It is speculated that leprosy is transmitted from person to person living under poor sanitary conditions. The bacterium may gain entry through the respiratory tract or skin lesions since M. leprae is found in enormous numbers of certain lesions of infected persons. It was this feature that allowed Gerhard Hansen in 1873 to make the first reliable association between a bacterial agent and a human disease. Since then, leprosy has often been referred to as “Hansen’s disease,” partly to honor the scientist’s discovery, and partly to soften the stigma of the name ‘leprosy.’ Although the Bible mentions leoprosy, archaeologists have found no skeletal remains before 500 CE to indicate it is the same disease.
There are two forms of leprosy – lepromatous and tuberculoid.
The lepromatous form is more severe, characterized by large nodular lesions. Since the immune response is impaired in this form, the formation of granulation tissue or scarring is limited.

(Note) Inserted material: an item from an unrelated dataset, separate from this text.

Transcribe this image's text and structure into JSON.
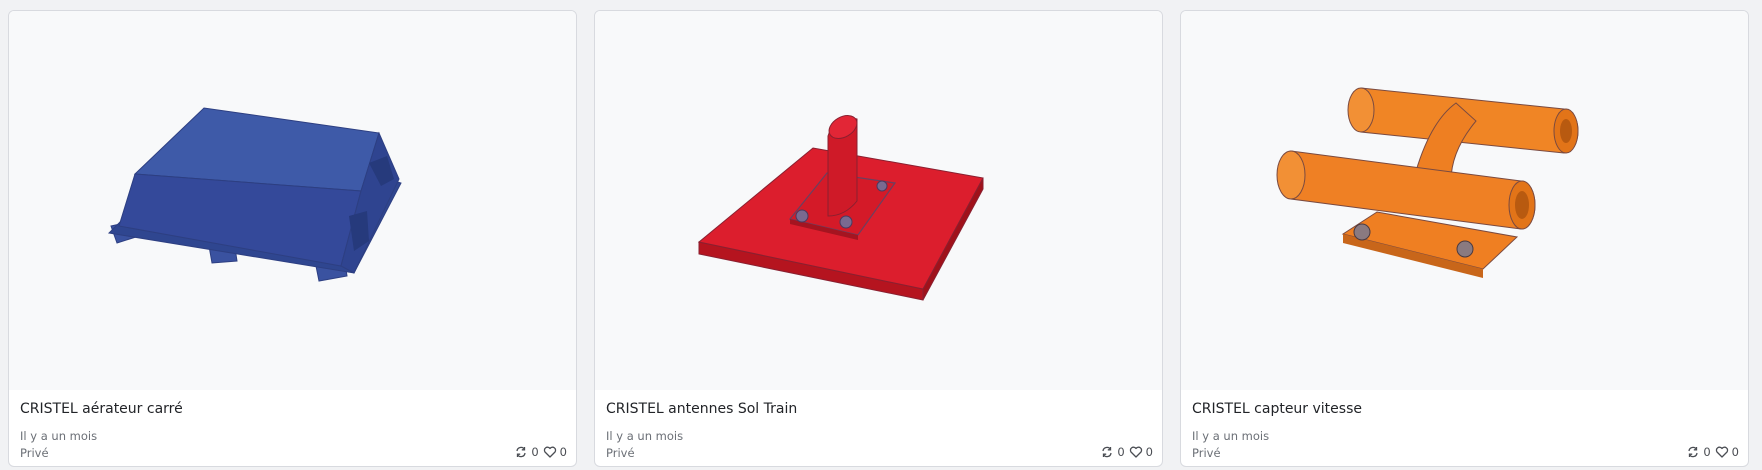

The tuberculoid form is less severe, and is associated with a normal immune response that causes granulation-type lesions. Where the bacilli in the lesions are few, tissue damage is less, and response to therapy is better. Forms between the two are also seen, and all cause crippling disfigurement.

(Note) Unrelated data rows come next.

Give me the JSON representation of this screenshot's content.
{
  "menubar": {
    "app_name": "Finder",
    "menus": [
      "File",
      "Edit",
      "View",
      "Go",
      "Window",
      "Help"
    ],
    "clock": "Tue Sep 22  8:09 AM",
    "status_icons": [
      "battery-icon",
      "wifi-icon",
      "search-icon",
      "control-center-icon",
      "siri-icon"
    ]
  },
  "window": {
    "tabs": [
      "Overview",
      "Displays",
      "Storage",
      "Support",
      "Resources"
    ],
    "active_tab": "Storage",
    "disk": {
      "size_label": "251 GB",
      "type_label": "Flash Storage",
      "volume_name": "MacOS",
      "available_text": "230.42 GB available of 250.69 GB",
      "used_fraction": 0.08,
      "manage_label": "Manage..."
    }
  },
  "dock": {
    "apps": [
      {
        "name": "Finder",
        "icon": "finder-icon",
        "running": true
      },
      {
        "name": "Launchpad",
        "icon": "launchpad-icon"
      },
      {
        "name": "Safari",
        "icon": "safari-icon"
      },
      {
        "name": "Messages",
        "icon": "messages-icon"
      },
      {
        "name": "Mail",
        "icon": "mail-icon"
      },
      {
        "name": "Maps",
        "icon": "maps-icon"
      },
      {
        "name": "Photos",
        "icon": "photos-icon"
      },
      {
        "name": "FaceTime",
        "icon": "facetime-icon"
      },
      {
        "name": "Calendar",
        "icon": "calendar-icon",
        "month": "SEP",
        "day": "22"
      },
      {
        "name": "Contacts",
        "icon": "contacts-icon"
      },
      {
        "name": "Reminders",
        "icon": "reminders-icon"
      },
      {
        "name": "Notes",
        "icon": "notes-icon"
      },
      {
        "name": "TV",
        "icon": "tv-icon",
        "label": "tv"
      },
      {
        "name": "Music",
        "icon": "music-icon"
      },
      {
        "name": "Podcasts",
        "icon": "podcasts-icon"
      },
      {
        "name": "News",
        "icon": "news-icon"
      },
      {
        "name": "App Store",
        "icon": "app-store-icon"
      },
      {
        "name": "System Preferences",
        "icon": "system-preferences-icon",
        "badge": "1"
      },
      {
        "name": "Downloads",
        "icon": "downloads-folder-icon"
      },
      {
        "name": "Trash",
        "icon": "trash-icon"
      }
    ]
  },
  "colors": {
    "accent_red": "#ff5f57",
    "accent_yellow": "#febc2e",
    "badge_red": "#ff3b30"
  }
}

The major growth of the organism occurs in the low-temperature areas of the body as in the nose, ears, and skin of the extremities. The leprosy bacilli are easily phagocytized, but not destroyed, and large numbers grow inside macrophages. Nerves are uniquely susceptible to infection, and early symptoms are often associated with a lack of sensation (anesthesia) in areas of the body. Even though the disease is an ancient one, its development is still not totally understood. It is thought that the tissue destruction results from a combination of massive accumulation of bacteria, neurological damage, and immune reactions.
Although the leprosy bacterium is often found in great numbers in infected tissue, it has not been possible to cultivate it artificially. Such bacteria as Mycobacterium leprae can grow only within certain types of eukaryotic host cells. Some growth has occurred when injected into the foot pad of a mouse. It is now known that armadillos may be a natural non-human host to the bacterium.
The disease is still a major problem worldwide. It is estimated that only 10% of those afflicted are under any form of treatment. Treatment involves antimicrobial agents called sulfones, which are related to the sulfonamides. They are fairly effective in arresting the progression of the lesions, allowing them to heal. They also render the patients non-infectious, which allows them to return to society sooner as outpatients. Treatment can last for months or years, and it is doubtful that a complete cure is ever obtained. The use and effectiveness of the antibiotic rifampin is still under investigation. Other antituberculosis drugs are not effective against leprosy. There are also reports of increasing bacterial resistance to the leading antileprosy drug, dapsone. It is thought that the lipids in the cell walls tend to render the bacteria highly resistant to methods of inactivation like dyhydration, disinfectants, and other environmental factors – not to mention many antimicrobials.
An unusual vaccine trial took place in South America. The vaccine was given to patients who already had the disease. It is a vaccine where BCG is mixed with killed cells of M. leprae, which is apparently able to increase the patients’ immune response to the active disease. Because the disease progresses slowly, it is possible to give this vaccine after onset of the disease and still have time for to stimulate the immune system.
Preventative measures include avoiding poor sanitary conditions. This is rarely an option for those who must exist in such conditions, especially young children who are more susceptible than adults and, therefore, more prone to the disease. Tatoo parlors in endemic areas have been known to transmit the disease on contaminated needles. Diet is another significant factor. A poor or inadequate diet depletes the immune system, allowing for pathogen growth.